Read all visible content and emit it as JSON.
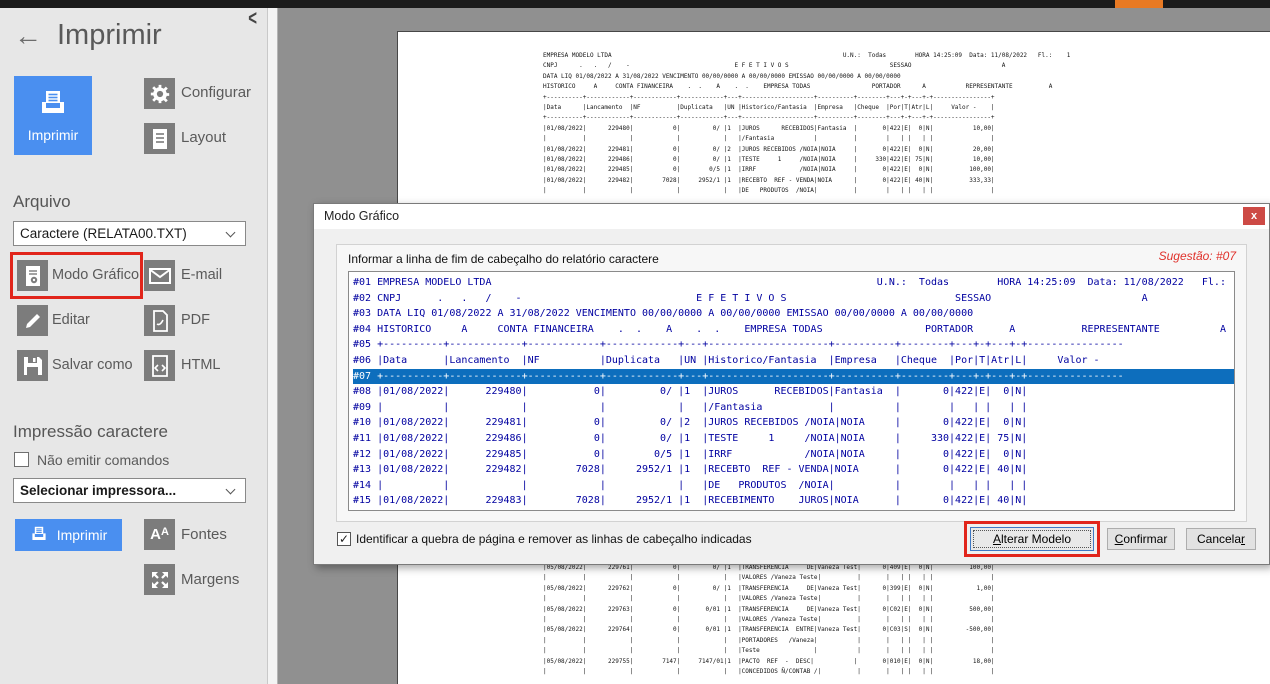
{
  "colors": {
    "accent_blue": "#4a8ff0",
    "icon_gray": "#7c7c7c",
    "highlight_red": "#e1251b",
    "modal_text_navy": "#0000a0",
    "selection_blue": "#0d6ebd",
    "close_red": "#cd4a45",
    "topbar_orange": "#e87a24"
  },
  "icons": {
    "back": "←",
    "collapse": "<",
    "check": "✓",
    "close": "x"
  },
  "sidebar": {
    "title": "Imprimir",
    "primary_print_label": "Imprimir",
    "configure_label": "Configurar",
    "layout_label": "Layout",
    "file_section": {
      "title": "Arquivo",
      "file_select_value": "Caractere (RELATA00.TXT)",
      "actions": [
        {
          "label": "Modo Gráfico",
          "icon": "document-gear-icon",
          "highlighted": true
        },
        {
          "label": "E-mail",
          "icon": "envelope-icon",
          "highlighted": false
        },
        {
          "label": "Editar",
          "icon": "pencil-icon",
          "highlighted": false
        },
        {
          "label": "PDF",
          "icon": "pdf-document-icon",
          "highlighted": false
        },
        {
          "label": "Salvar como",
          "icon": "floppy-disk-icon",
          "highlighted": false
        },
        {
          "label": "HTML",
          "icon": "code-document-icon",
          "highlighted": false
        }
      ]
    },
    "char_print_section": {
      "title": "Impressão caractere",
      "checkbox_label": "Não emitir comandos",
      "checkbox_checked": false,
      "printer_select_value": "Selecionar impressora...",
      "print_button_label": "Imprimir",
      "fonts_label": "Fontes",
      "margins_label": "Margens"
    }
  },
  "preview": {
    "top_lines": [
      "EMPRESA MODELO LTDA                                                                U.N.:  Todas        HORA 14:25:09  Data: 11/08/2022   Fl.:    1",
      "CNPJ      .   .   /    -                             E F E T I V O S                            SESSAO                         A",
      "DATA LIQ 01/08/2022 A 31/08/2022 VENCIMENTO 00/00/0000 A 00/00/0000 EMISSAO 00/00/0000 A 00/00/0000",
      "HISTORICO     A     CONTA FINANCEIRA    .  .    A    .  .    EMPRESA TODAS                 PORTADOR      A           REPRESENTANTE          A",
      "+----------+------------+------------+------------+---+--------------------+----------+--------+---+-+---+-+----------------+",
      "|Data      |Lancamento  |NF          |Duplicata   |UN |Historico/Fantasia  |Empresa   |Cheque  |Por|T|Atr|L|     Valor -    |",
      "+----------+------------+------------+------------+---+--------------------+----------+--------+---+-+---+-+----------------+",
      "|01/08/2022|      229480|           0|         0/ |1  |JUROS      RECEBIDOS|Fantasia  |       0|422|E|  0|N|           10,00|",
      "|          |            |            |            |   |/Fantasia           |          |        |   | |   | |                |",
      "|01/08/2022|      229481|           0|         0/ |2  |JUROS RECEBIDOS /NOIA|NOIA     |       0|422|E|  0|N|           20,00|",
      "|01/08/2022|      229486|           0|         0/ |1  |TESTE     1     /NOIA|NOIA     |     330|422|E| 75|N|           10,00|",
      "|01/08/2022|      229485|           0|        0/5 |1  |IRRF            /NOIA|NOIA     |       0|422|E|  0|N|          100,00|",
      "|01/08/2022|      229482|        7028|     2952/1 |1  |RECEBTO  REF - VENDA|NOIA      |       0|422|E| 40|N|          333,33|",
      "|          |            |            |            |   |DE   PRODUTOS  /NOIA|          |        |   | |   | |                |"
    ],
    "bottom_lines": [
      "|05/08/2022|      229761|           0|         0/ |1  |TRANSFERENCIA     DE|Vaneza Test|      0|409|E|  0|N|          100,00|",
      "|          |            |            |            |   |VALORES /Vaneza Teste|          |       |   | |   | |                |",
      "|05/08/2022|      229762|           0|         0/ |1  |TRANSFERENCIA     DE|Vaneza Test|      0|399|E|  0|N|            1,00|",
      "|          |            |            |            |   |VALORES /Vaneza Teste|          |       |   | |   | |                |",
      "|05/08/2022|      229763|           0|       0/01 |1  |TRANSFERENCIA     DE|Vaneza Test|      0|C02|E|  0|N|          500,00|",
      "|          |            |            |            |   |VALORES /Vaneza Teste|          |       |   | |   | |                |",
      "|05/08/2022|      229764|           0|       0/01 |1  |TRANSFERENCIA  ENTRE|Vaneza Test|      0|C03|S|  0|N|         -500,00|",
      "|          |            |            |            |   |PORTADORES   /Vaneza|           |       |   | |   | |                |",
      "|          |            |            |            |   |Teste               |           |       |   | |   | |                |",
      "|05/08/2022|      229755|        7147|     7147/01|1  |PACTO  REF  -  DESC|           |       0|010|E|  0|N|           18,00|",
      "|          |            |            |            |   |CONCEDIDOS Ñ/CONTAB /|          |       |   | |   | |                |"
    ]
  },
  "modal": {
    "title": "Modo Gráfico",
    "close_label": "x",
    "instruction": "Informar a linha de fim de cabeçalho do relatório caractere",
    "suggestion": "Sugestão: #07",
    "selected_line_index": 6,
    "lines": [
      "#01 EMPRESA MODELO LTDA                                                                U.N.:  Todas        HORA 14:25:09  Data: 11/08/2022   Fl.:",
      "#02 CNPJ      .   .   /    -                             E F E T I V O S                            SESSAO                         A",
      "#03 DATA LIQ 01/08/2022 A 31/08/2022 VENCIMENTO 00/00/0000 A 00/00/0000 EMISSAO 00/00/0000 A 00/00/0000",
      "#04 HISTORICO     A     CONTA FINANCEIRA    .  .    A    .  .    EMPRESA TODAS                 PORTADOR      A           REPRESENTANTE          A",
      "#05 +----------+------------+------------+------------+---+--------------------+----------+--------+---+-+---+-+----------------",
      "#06 |Data      |Lancamento  |NF          |Duplicata   |UN |Historico/Fantasia  |Empresa   |Cheque  |Por|T|Atr|L|     Valor -",
      "#07 +----------+------------+------------+------------+---+--------------------+----------+--------+---+-+---+-+----------------",
      "#08 |01/08/2022|      229480|           0|         0/ |1  |JUROS      RECEBIDOS|Fantasia  |       0|422|E|  0|N|",
      "#09 |          |            |            |            |   |/Fantasia           |          |        |   | |   | |",
      "#10 |01/08/2022|      229481|           0|         0/ |2  |JUROS RECEBIDOS /NOIA|NOIA     |       0|422|E|  0|N|",
      "#11 |01/08/2022|      229486|           0|         0/ |1  |TESTE     1     /NOIA|NOIA     |     330|422|E| 75|N|",
      "#12 |01/08/2022|      229485|           0|        0/5 |1  |IRRF            /NOIA|NOIA     |       0|422|E|  0|N|",
      "#13 |01/08/2022|      229482|        7028|     2952/1 |1  |RECEBTO  REF - VENDA|NOIA      |       0|422|E| 40|N|",
      "#14 |          |            |            |            |   |DE   PRODUTOS  /NOIA|          |        |   | |   | |",
      "#15 |01/08/2022|      229483|        7028|     2952/1 |1  |RECEBIMENTO    JUROS|NOIA      |       0|422|E| 40|N|"
    ],
    "footer_checkbox_label": "Identificar a quebra de página e remover as linhas de cabeçalho indicadas",
    "footer_checkbox_checked": true,
    "buttons": {
      "alter": {
        "pre": "",
        "key": "A",
        "post": "lterar Modelo"
      },
      "confirm": {
        "pre": "",
        "key": "C",
        "post": "onfirmar"
      },
      "cancel": {
        "pre": "Cancela",
        "key": "r",
        "post": ""
      }
    }
  }
}
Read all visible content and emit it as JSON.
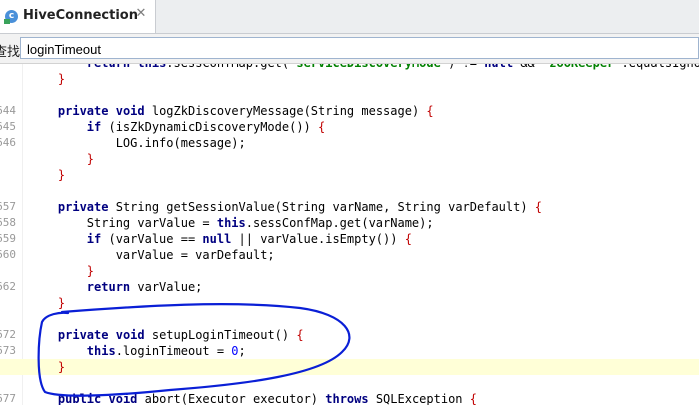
{
  "tab": {
    "icon_letter": "c",
    "title": "HiveConnection",
    "close_glyph": "✕"
  },
  "find": {
    "label": "查找:",
    "value": "loginTimeout"
  },
  "annotation_color": "#0a1fd6",
  "lines": [
    {
      "num": "",
      "parts": [
        [
          "",
          "        "
        ],
        [
          "kw",
          "return"
        ],
        [
          "",
          " "
        ],
        [
          "kw",
          "this"
        ],
        [
          "",
          ".sessConfMap.get("
        ],
        [
          "str",
          "\"serviceDiscoveryMode\""
        ],
        [
          "",
          ") != "
        ],
        [
          "kw",
          "null"
        ],
        [
          "",
          " && "
        ],
        [
          "str",
          "\"zooKeeper\""
        ],
        [
          "",
          ".equalsIgnoreC"
        ]
      ]
    },
    {
      "num": "",
      "parts": [
        [
          "brace",
          "    }"
        ]
      ]
    },
    {
      "num": "",
      "parts": []
    },
    {
      "num": "644",
      "parts": [
        [
          "",
          "    "
        ],
        [
          "kw",
          "private"
        ],
        [
          "",
          " "
        ],
        [
          "kw",
          "void"
        ],
        [
          "",
          " logZkDiscoveryMessage("
        ],
        [
          "cls",
          "String"
        ],
        [
          "",
          " message) "
        ],
        [
          "brace",
          "{"
        ]
      ]
    },
    {
      "num": "645",
      "parts": [
        [
          "",
          "        "
        ],
        [
          "kw",
          "if"
        ],
        [
          "",
          " (isZkDynamicDiscoveryMode()) "
        ],
        [
          "brace",
          "{"
        ]
      ]
    },
    {
      "num": "646",
      "parts": [
        [
          "",
          "            LOG.info(message);"
        ]
      ]
    },
    {
      "num": "",
      "parts": [
        [
          "brace",
          "        }"
        ]
      ]
    },
    {
      "num": "",
      "parts": [
        [
          "brace",
          "    }"
        ]
      ]
    },
    {
      "num": "",
      "parts": []
    },
    {
      "num": "657",
      "parts": [
        [
          "",
          "    "
        ],
        [
          "kw",
          "private"
        ],
        [
          "",
          " "
        ],
        [
          "cls",
          "String"
        ],
        [
          "",
          " getSessionValue("
        ],
        [
          "cls",
          "String"
        ],
        [
          "",
          " varName, "
        ],
        [
          "cls",
          "String"
        ],
        [
          "",
          " varDefault) "
        ],
        [
          "brace",
          "{"
        ]
      ]
    },
    {
      "num": "658",
      "parts": [
        [
          "",
          "        "
        ],
        [
          "cls",
          "String"
        ],
        [
          "",
          " varValue = "
        ],
        [
          "kw",
          "this"
        ],
        [
          "",
          ".sessConfMap.get(varName);"
        ]
      ]
    },
    {
      "num": "659",
      "parts": [
        [
          "",
          "        "
        ],
        [
          "kw",
          "if"
        ],
        [
          "",
          " (varValue == "
        ],
        [
          "kw",
          "null"
        ],
        [
          "",
          " || varValue.isEmpty()) "
        ],
        [
          "brace",
          "{"
        ]
      ]
    },
    {
      "num": "660",
      "parts": [
        [
          "",
          "            varValue = varDefault;"
        ]
      ]
    },
    {
      "num": "",
      "parts": [
        [
          "brace",
          "        }"
        ]
      ]
    },
    {
      "num": "662",
      "parts": [
        [
          "",
          "        "
        ],
        [
          "kw",
          "return"
        ],
        [
          "",
          " varValue;"
        ]
      ]
    },
    {
      "num": "",
      "parts": [
        [
          "brace",
          "    }"
        ]
      ]
    },
    {
      "num": "",
      "parts": []
    },
    {
      "num": "672",
      "parts": [
        [
          "",
          "    "
        ],
        [
          "kw",
          "private"
        ],
        [
          "",
          " "
        ],
        [
          "kw",
          "void"
        ],
        [
          "",
          " setupLoginTimeout() "
        ],
        [
          "brace",
          "{"
        ]
      ]
    },
    {
      "num": "673",
      "parts": [
        [
          "",
          "        "
        ],
        [
          "kw",
          "this"
        ],
        [
          "",
          ".loginTimeout = "
        ],
        [
          "num",
          "0"
        ],
        [
          "",
          ";"
        ]
      ]
    },
    {
      "num": "",
      "current": true,
      "parts": [
        [
          "brace",
          "    }"
        ]
      ]
    },
    {
      "num": "",
      "parts": []
    },
    {
      "num": "677",
      "parts": [
        [
          "",
          "    "
        ],
        [
          "kw",
          "public"
        ],
        [
          "",
          " "
        ],
        [
          "kw",
          "void"
        ],
        [
          "",
          " abort(Executor executor) "
        ],
        [
          "kw",
          "throws"
        ],
        [
          "",
          " SQLException "
        ],
        [
          "brace",
          "{"
        ]
      ]
    }
  ]
}
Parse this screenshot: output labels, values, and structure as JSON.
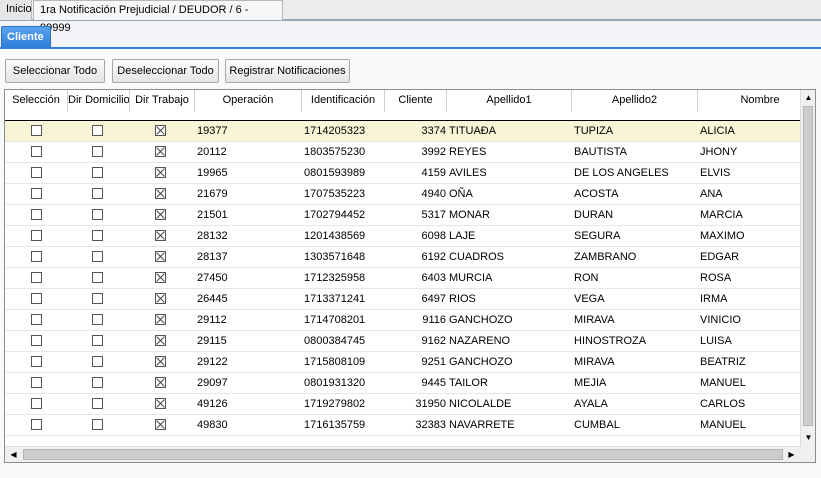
{
  "tabs": {
    "home": "Inicio",
    "active": "1ra Notificación Prejudicial / DEUDOR / 6 - 99999"
  },
  "subtab": "Cliente",
  "toolbar": {
    "select_all": "Seleccionar Todo",
    "deselect_all": "Deseleccionar Todo",
    "register": "Registrar Notificaciones"
  },
  "columns": [
    "Selección",
    "Dir Domicilio",
    "Dir Trabajo",
    "Operación",
    "Identificación",
    "Cliente",
    "Apellido1",
    "Apellido2",
    "Nombre"
  ],
  "rows": [
    {
      "seleccion": false,
      "dir_domicilio": false,
      "dir_trabajo": true,
      "operacion": "19377",
      "identificacion": "1714205323",
      "cliente": "3374",
      "apellido1": "TITUAÐA",
      "apellido2": "TUPIZA",
      "nombre": "ALICIA"
    },
    {
      "seleccion": false,
      "dir_domicilio": false,
      "dir_trabajo": true,
      "operacion": "20112",
      "identificacion": "1803575230",
      "cliente": "3992",
      "apellido1": "REYES",
      "apellido2": "BAUTISTA",
      "nombre": "JHONY"
    },
    {
      "seleccion": false,
      "dir_domicilio": false,
      "dir_trabajo": true,
      "operacion": "19965",
      "identificacion": "0801593989",
      "cliente": "4159",
      "apellido1": "AVILES",
      "apellido2": "DE LOS ANGELES",
      "nombre": "ELVIS"
    },
    {
      "seleccion": false,
      "dir_domicilio": false,
      "dir_trabajo": true,
      "operacion": "21679",
      "identificacion": "1707535223",
      "cliente": "4940",
      "apellido1": "OÑA",
      "apellido2": "ACOSTA",
      "nombre": "ANA"
    },
    {
      "seleccion": false,
      "dir_domicilio": false,
      "dir_trabajo": true,
      "operacion": "21501",
      "identificacion": "1702794452",
      "cliente": "5317",
      "apellido1": "MONAR",
      "apellido2": "DURAN",
      "nombre": "MARCIA"
    },
    {
      "seleccion": false,
      "dir_domicilio": false,
      "dir_trabajo": true,
      "operacion": "28132",
      "identificacion": "1201438569",
      "cliente": "6098",
      "apellido1": "LAJE",
      "apellido2": "SEGURA",
      "nombre": "MAXIMO"
    },
    {
      "seleccion": false,
      "dir_domicilio": false,
      "dir_trabajo": true,
      "operacion": "28137",
      "identificacion": "1303571648",
      "cliente": "6192",
      "apellido1": "CUADROS",
      "apellido2": "ZAMBRANO",
      "nombre": "EDGAR"
    },
    {
      "seleccion": false,
      "dir_domicilio": false,
      "dir_trabajo": true,
      "operacion": "27450",
      "identificacion": "1712325958",
      "cliente": "6403",
      "apellido1": "MURCIA",
      "apellido2": "RON",
      "nombre": "ROSA"
    },
    {
      "seleccion": false,
      "dir_domicilio": false,
      "dir_trabajo": true,
      "operacion": "26445",
      "identificacion": "1713371241",
      "cliente": "6497",
      "apellido1": "RIOS",
      "apellido2": "VEGA",
      "nombre": "IRMA"
    },
    {
      "seleccion": false,
      "dir_domicilio": false,
      "dir_trabajo": true,
      "operacion": "29112",
      "identificacion": "1714708201",
      "cliente": "9116",
      "apellido1": "GANCHOZO",
      "apellido2": "MIRAVA",
      "nombre": "VINICIO"
    },
    {
      "seleccion": false,
      "dir_domicilio": false,
      "dir_trabajo": true,
      "operacion": "29115",
      "identificacion": "0800384745",
      "cliente": "9162",
      "apellido1": "NAZARENO",
      "apellido2": "HINOSTROZA",
      "nombre": "LUISA"
    },
    {
      "seleccion": false,
      "dir_domicilio": false,
      "dir_trabajo": true,
      "operacion": "29122",
      "identificacion": "1715808109",
      "cliente": "9251",
      "apellido1": "GANCHOZO",
      "apellido2": "MIRAVA",
      "nombre": "BEATRIZ"
    },
    {
      "seleccion": false,
      "dir_domicilio": false,
      "dir_trabajo": true,
      "operacion": "29097",
      "identificacion": "0801931320",
      "cliente": "9445",
      "apellido1": "TAILOR",
      "apellido2": "MEJIA",
      "nombre": "MANUEL"
    },
    {
      "seleccion": false,
      "dir_domicilio": false,
      "dir_trabajo": true,
      "operacion": "49126",
      "identificacion": "1719279802",
      "cliente": "31950",
      "apellido1": "NICOLALDE",
      "apellido2": "AYALA",
      "nombre": "CARLOS"
    },
    {
      "seleccion": false,
      "dir_domicilio": false,
      "dir_trabajo": true,
      "operacion": "49830",
      "identificacion": "1716135759",
      "cliente": "32383",
      "apellido1": "NAVARRETE",
      "apellido2": "CUMBAL",
      "nombre": "MANUEL"
    }
  ],
  "icons": {
    "scroll_up": "arrow-up-icon",
    "scroll_down": "arrow-down-icon",
    "scroll_left": "arrow-left-icon",
    "scroll_right": "arrow-right-icon"
  },
  "colors": {
    "subtab_accent": "#2f7fd8",
    "selected_row": "#f7f5d6"
  }
}
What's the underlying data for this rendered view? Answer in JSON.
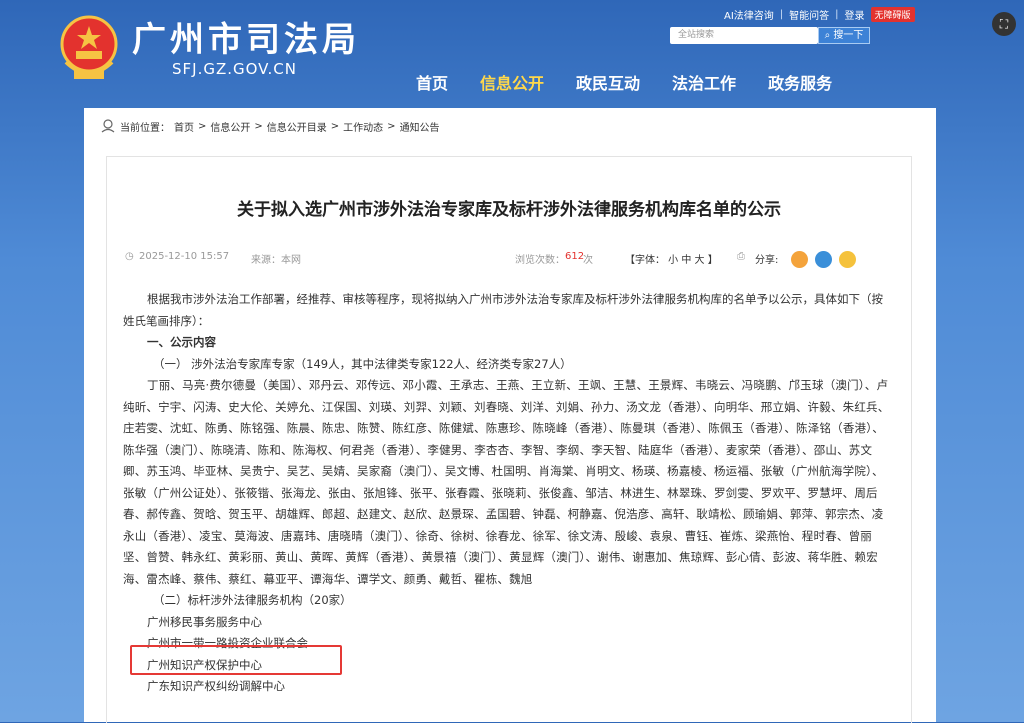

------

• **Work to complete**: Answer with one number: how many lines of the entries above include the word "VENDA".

• **Result below**: 2